In short, they found that the private banking of umbilical cord blood would probably be a good move only for children with a high likelihood of needing a stem cell transplant. For most children this is not the case.

Here's the abstract, published in the current issue of Obstetrics & Gynecology. The full study isn't accessible to all, so here's the UC San Francisco news release.

Staff writer Shari Roan described some of the issues related to cord-blood banking in two stories published earlier this year:

From February: Cord blood: Banking on false hopes? "Stories like young Dallas Hextell's are spurring more parents to have their babies' umbilical cord blood saved to fight potential diseases -- but many medical groups don't recommend private banking."

And the March follow-up: Cord-blood banking: Worth it or not? "New parents have a lot to consider when choosing whether to bank a newborn's blood."

Staff writer Melissa Healy weighed in previously on the stem cell aspect: Stem cell hope, hype.

For more information, check out this pamphlet from the American College of Obstetricians and Gynecologists.

-- Tami Dennis

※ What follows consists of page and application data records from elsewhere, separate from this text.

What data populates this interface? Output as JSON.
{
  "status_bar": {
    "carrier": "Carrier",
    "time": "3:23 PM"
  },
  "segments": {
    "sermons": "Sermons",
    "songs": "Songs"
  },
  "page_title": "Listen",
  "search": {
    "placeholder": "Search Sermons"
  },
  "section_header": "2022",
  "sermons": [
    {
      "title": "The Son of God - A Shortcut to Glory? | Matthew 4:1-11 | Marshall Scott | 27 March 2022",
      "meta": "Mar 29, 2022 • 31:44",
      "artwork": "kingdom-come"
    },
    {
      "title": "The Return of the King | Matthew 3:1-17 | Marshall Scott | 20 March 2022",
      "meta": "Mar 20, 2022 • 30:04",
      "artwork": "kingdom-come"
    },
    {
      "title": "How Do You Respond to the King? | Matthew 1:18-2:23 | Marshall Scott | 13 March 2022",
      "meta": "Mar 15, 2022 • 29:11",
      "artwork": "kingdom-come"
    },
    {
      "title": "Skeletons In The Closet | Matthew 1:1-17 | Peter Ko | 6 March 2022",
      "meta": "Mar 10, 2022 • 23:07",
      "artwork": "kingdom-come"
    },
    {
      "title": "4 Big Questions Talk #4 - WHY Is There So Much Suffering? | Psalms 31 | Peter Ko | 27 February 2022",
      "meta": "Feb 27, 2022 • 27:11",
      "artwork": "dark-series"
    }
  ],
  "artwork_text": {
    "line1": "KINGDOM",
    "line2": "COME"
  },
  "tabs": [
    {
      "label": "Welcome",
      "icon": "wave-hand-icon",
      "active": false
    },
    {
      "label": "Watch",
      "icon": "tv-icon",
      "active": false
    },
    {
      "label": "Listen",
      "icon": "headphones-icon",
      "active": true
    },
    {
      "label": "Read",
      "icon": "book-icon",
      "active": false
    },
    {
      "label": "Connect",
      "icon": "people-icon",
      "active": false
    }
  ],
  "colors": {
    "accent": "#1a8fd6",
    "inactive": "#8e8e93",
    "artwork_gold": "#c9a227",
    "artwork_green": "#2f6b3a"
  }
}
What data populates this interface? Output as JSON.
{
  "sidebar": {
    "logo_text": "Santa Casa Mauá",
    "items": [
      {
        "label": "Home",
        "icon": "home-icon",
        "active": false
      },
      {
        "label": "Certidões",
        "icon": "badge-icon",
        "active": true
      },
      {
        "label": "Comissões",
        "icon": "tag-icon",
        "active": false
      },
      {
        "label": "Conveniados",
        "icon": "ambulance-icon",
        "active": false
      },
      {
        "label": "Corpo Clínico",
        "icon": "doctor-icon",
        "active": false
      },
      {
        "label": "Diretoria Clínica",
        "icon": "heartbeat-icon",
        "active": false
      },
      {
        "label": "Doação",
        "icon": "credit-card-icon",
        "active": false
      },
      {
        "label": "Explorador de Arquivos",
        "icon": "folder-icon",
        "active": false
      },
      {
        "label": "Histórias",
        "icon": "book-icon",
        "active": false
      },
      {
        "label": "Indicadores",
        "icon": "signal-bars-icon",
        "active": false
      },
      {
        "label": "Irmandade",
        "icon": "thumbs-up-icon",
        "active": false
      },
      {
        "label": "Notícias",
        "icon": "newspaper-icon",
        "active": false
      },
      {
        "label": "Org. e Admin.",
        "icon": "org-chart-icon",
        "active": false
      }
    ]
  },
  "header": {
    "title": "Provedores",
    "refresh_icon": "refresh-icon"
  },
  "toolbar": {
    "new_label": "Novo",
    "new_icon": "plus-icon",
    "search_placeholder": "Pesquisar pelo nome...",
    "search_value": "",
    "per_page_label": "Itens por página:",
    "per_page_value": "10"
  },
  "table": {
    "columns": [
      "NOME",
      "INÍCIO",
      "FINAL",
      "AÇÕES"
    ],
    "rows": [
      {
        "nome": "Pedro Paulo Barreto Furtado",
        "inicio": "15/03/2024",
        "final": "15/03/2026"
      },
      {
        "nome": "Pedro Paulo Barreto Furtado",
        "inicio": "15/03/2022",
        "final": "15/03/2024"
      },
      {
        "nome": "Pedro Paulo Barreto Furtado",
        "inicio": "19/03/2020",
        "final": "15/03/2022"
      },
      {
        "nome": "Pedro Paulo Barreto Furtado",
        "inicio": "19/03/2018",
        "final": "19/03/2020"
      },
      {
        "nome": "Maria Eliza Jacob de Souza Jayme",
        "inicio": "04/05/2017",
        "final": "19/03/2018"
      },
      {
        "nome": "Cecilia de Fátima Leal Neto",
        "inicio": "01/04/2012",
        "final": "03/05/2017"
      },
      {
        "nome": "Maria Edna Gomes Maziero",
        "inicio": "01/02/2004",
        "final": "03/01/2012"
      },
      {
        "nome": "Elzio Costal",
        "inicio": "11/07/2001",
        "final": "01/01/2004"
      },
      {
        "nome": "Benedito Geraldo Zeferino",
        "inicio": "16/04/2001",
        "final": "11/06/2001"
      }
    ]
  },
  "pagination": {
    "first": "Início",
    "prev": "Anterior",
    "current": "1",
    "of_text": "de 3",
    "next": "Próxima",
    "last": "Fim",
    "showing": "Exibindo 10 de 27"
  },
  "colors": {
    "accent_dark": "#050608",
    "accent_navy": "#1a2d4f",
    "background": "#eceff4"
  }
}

Photo: The California Cryobank storage tank in Santa Monica can hold 2,000 units of umbilical cord blood. Credit: Anne Cusack / Los Angeles Times